Find the convergence radius and a the function f to which the series converges.

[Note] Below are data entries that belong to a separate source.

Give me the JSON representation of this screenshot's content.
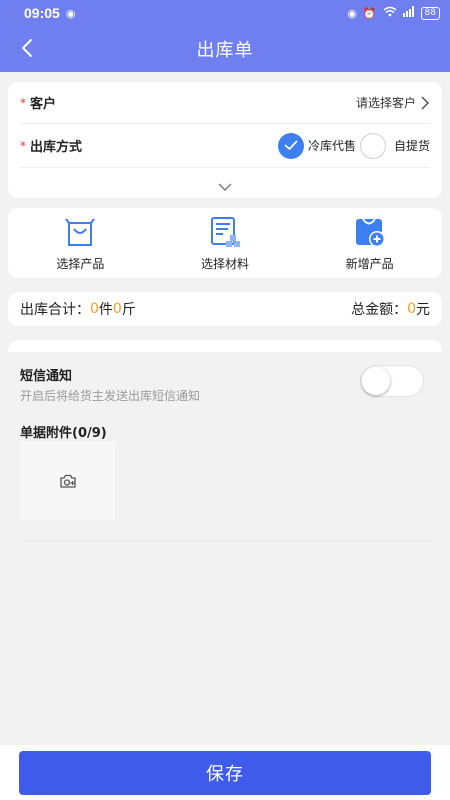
{
  "status_bar": {
    "time": "09:05",
    "battery": "88"
  },
  "header": {
    "title": "出库单"
  },
  "form": {
    "customer": {
      "required_mark": "*",
      "label": "客户",
      "placeholder": "请选择客户"
    },
    "delivery": {
      "required_mark": "*",
      "label": "出库方式",
      "options": [
        {
          "label": "冷库代售",
          "selected": true
        },
        {
          "label": "自提货",
          "selected": false
        }
      ]
    }
  },
  "tools": [
    {
      "label": "选择产品",
      "icon": "shopping-bag-icon"
    },
    {
      "label": "选择材料",
      "icon": "materials-icon"
    },
    {
      "label": "新增产品",
      "icon": "add-product-icon"
    }
  ],
  "summary": {
    "left_label": "出库合计：",
    "piece_count": "0",
    "piece_unit": "件",
    "weight": "0",
    "weight_unit": "斤",
    "right_label": "总金额：",
    "amount": "0",
    "amount_unit": "元"
  },
  "sms": {
    "title": "短信通知",
    "desc": "开启后将给货主发送出库短信通知",
    "enabled": false
  },
  "attachments": {
    "title": "单据附件(0/9)"
  },
  "footer": {
    "save_label": "保存"
  },
  "colors": {
    "header": "#6f7ff0",
    "accent": "#3d7ef0",
    "save_button": "#3e5bea",
    "amount": "#f0a020",
    "required": "#e23b3b"
  }
}
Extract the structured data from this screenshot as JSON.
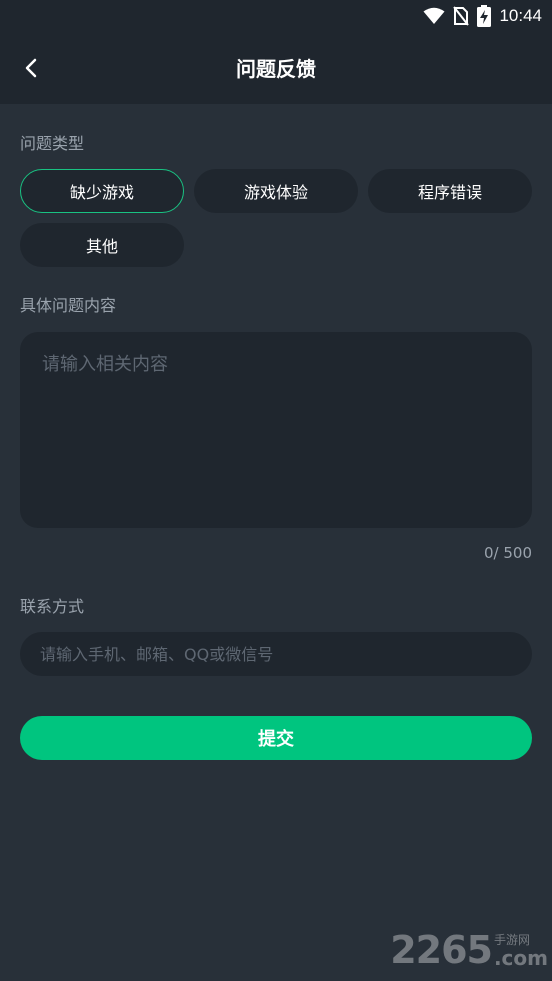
{
  "status_bar": {
    "time": "10:44",
    "icons": [
      "wifi-icon",
      "no-sim-icon",
      "battery-charging-icon"
    ]
  },
  "header": {
    "back_icon": "chevron-left-icon",
    "title": "问题反馈"
  },
  "issue_type": {
    "label": "问题类型",
    "options": [
      {
        "label": "缺少游戏",
        "selected": true
      },
      {
        "label": "游戏体验",
        "selected": false
      },
      {
        "label": "程序错误",
        "selected": false
      },
      {
        "label": "其他",
        "selected": false
      }
    ]
  },
  "content": {
    "label": "具体问题内容",
    "value": "",
    "placeholder": "请输入相关内容",
    "counter": "0/ 500"
  },
  "contact": {
    "label": "联系方式",
    "value": "",
    "placeholder": "请输入手机、邮箱、QQ或微信号"
  },
  "submit": {
    "label": "提交"
  },
  "watermark": {
    "number": "2265",
    "cn": "手游网",
    "suffix": ".com"
  },
  "colors": {
    "background": "#283039",
    "surface": "#1f262e",
    "accent": "#00c57f",
    "selected_border": "#19c282",
    "muted_text": "#9aa3ad"
  }
}
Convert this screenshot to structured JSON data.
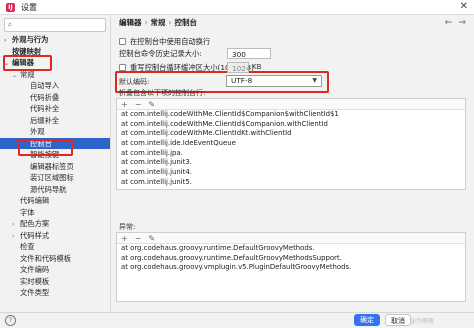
{
  "window": {
    "title": "设置",
    "app_icon": "intellij-icon"
  },
  "search": {
    "placeholder": ""
  },
  "tree": [
    {
      "label": "外观与行为",
      "level": 0,
      "arrow": "›",
      "bold": true
    },
    {
      "label": "按键映射",
      "level": 0,
      "arrow": "",
      "bold": true
    },
    {
      "label": "编辑器",
      "level": 0,
      "arrow": "⌄",
      "bold": true
    },
    {
      "label": "常规",
      "level": 1,
      "arrow": "⌄"
    },
    {
      "label": "自动导入",
      "level": 2,
      "arrow": ""
    },
    {
      "label": "代码折叠",
      "level": 2,
      "arrow": ""
    },
    {
      "label": "代码补全",
      "level": 2,
      "arrow": ""
    },
    {
      "label": "后缀补全",
      "level": 2,
      "arrow": ""
    },
    {
      "label": "外观",
      "level": 2,
      "arrow": ""
    },
    {
      "label": "控制台",
      "level": 2,
      "arrow": "",
      "selected": true
    },
    {
      "label": "智能按键",
      "level": 2,
      "arrow": "›"
    },
    {
      "label": "编辑器标签页",
      "level": 2,
      "arrow": ""
    },
    {
      "label": "装订区域图标",
      "level": 2,
      "arrow": ""
    },
    {
      "label": "源代码导航",
      "level": 2,
      "arrow": ""
    },
    {
      "label": "代码编辑",
      "level": 1,
      "arrow": ""
    },
    {
      "label": "字体",
      "level": 1,
      "arrow": ""
    },
    {
      "label": "配色方案",
      "level": 1,
      "arrow": "›"
    },
    {
      "label": "代码样式",
      "level": 1,
      "arrow": "›"
    },
    {
      "label": "检查",
      "level": 1,
      "arrow": ""
    },
    {
      "label": "文件和代码模板",
      "level": 1,
      "arrow": ""
    },
    {
      "label": "文件编码",
      "level": 1,
      "arrow": ""
    },
    {
      "label": "实时模板",
      "level": 1,
      "arrow": ""
    },
    {
      "label": "文件类型",
      "level": 1,
      "arrow": ""
    }
  ],
  "breadcrumb": {
    "part1": "编辑器",
    "part2": "常规",
    "part3": "控制台"
  },
  "settings": {
    "soft_wrap_label": "在控制台中使用自动换行",
    "history_label": "控制台命令历史记录大小:",
    "history_value": "300",
    "cyclic_buffer_label": "重写控制台循环缓冲区大小(1024 KB)",
    "cyclic_buffer_value": "1024",
    "cyclic_buffer_unit": "KB",
    "encoding_label": "默认编码:",
    "encoding_value": "UTF-8",
    "fold_label": "折叠包含以下项的控制台行:",
    "fold_lines": [
      "at com.intellij.codeWithMe.ClientId$Companion$withClientId$1",
      "at com.intellij.codeWithMe.ClientId$Companion.withClientId",
      "at com.intellij.codeWithMe.ClientIdKt.withClientId",
      "at com.intellij.ide.IdeEventQueue",
      "at com.intellij.jpa.",
      "at com.intellij.junit3.",
      "at com.intellij.junit4.",
      "at com.intellij.junit5."
    ],
    "exceptions_label": "异常:",
    "exception_lines": [
      "at org.codehaus.groovy.runtime.DefaultGroovyMethods.",
      "at org.codehaus.groovy.runtime.DefaultGroovyMethodsSupport.",
      "at org.codehaus.groovy.vmplugin.v5.PluginDefaultGroovyMethods."
    ]
  },
  "toolbar": {
    "add": "+",
    "remove": "−",
    "edit": "✎"
  },
  "footer": {
    "ok_label": "确定",
    "cancel_label": "取消",
    "help": "?",
    "watermark": "CSDN @冷雨夜"
  },
  "colors": {
    "selection": "#2f65ca",
    "highlight_box": "#e0281f",
    "primary_button": "#3574f0"
  }
}
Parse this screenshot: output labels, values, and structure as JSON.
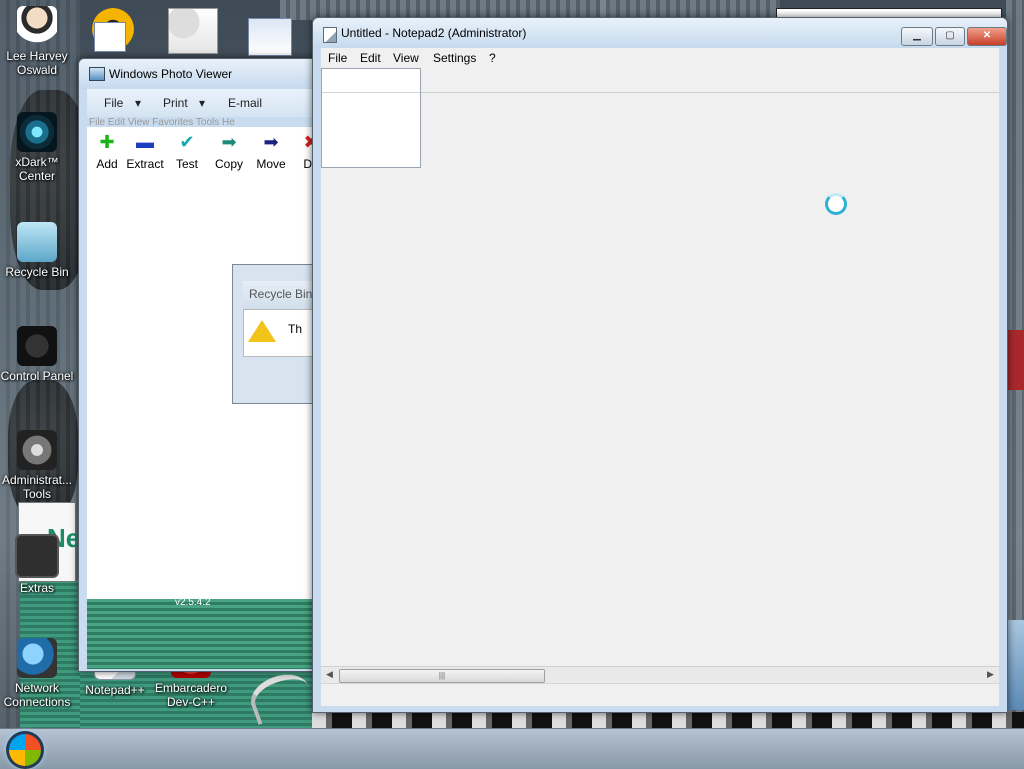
{
  "desktop": {
    "icons": [
      {
        "label": "Lee Harvey Oswald"
      },
      {
        "label": "xDark™ Center"
      },
      {
        "label": "Recycle Bin"
      },
      {
        "label": "Control Panel"
      },
      {
        "label": "Administrat... Tools"
      },
      {
        "label": "Extras"
      },
      {
        "label": "Network Connections"
      },
      {
        "label": "Notepad++"
      },
      {
        "label": "Embarcadero Dev-C++"
      }
    ],
    "wallpaper_version": "v2.5.4.2"
  },
  "photo_viewer": {
    "title": "Windows Photo Viewer",
    "menu": {
      "file": "File",
      "print": "Print",
      "email": "E-mail"
    },
    "ghost_menu": "File   Edit   View   Favorites   Tools   He",
    "toolbar": [
      {
        "label": "Add",
        "icon": "plus-icon",
        "glyph": "✚",
        "color": "#18b418"
      },
      {
        "label": "Extract",
        "icon": "minus-icon",
        "glyph": "▬",
        "color": "#1b3fbf"
      },
      {
        "label": "Test",
        "icon": "check-icon",
        "glyph": "✔",
        "color": "#19a9b6"
      },
      {
        "label": "Copy",
        "icon": "arrow-right-icon",
        "glyph": "➡",
        "color": "#1d8b7a"
      },
      {
        "label": "Move",
        "icon": "arrow-right-icon",
        "glyph": "➡",
        "color": "#1a237e"
      },
      {
        "label": "De",
        "icon": "delete-icon",
        "glyph": "✖",
        "color": "#d32020"
      }
    ]
  },
  "recycle_dialog": {
    "title": "Recycle Bin",
    "message": "Th"
  },
  "notepad": {
    "title": "Untitled - Notepad2 (Administrator)",
    "menu": [
      "File",
      "Edit",
      "View",
      "Settings",
      "?"
    ],
    "controls": {
      "minimize": "▁",
      "maximize": "▢",
      "close": "✕"
    },
    "scroll_thumb": "|||",
    "scroll_left": "◀",
    "scroll_right": "▶"
  },
  "colors": {
    "accent": "#2fb3d4",
    "close": "#c6402a"
  }
}
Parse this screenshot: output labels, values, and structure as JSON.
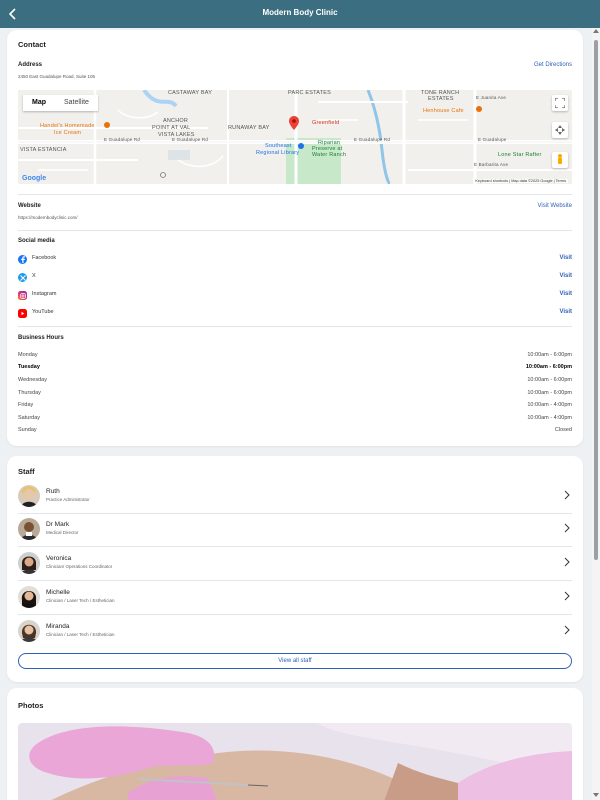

I have easily found that $R=1$ is the convergence radius, however I can not find the function. I was trying to found an elemental function with this power series expantion, but I have failed. Anyone knows such function and how to prove the convergence?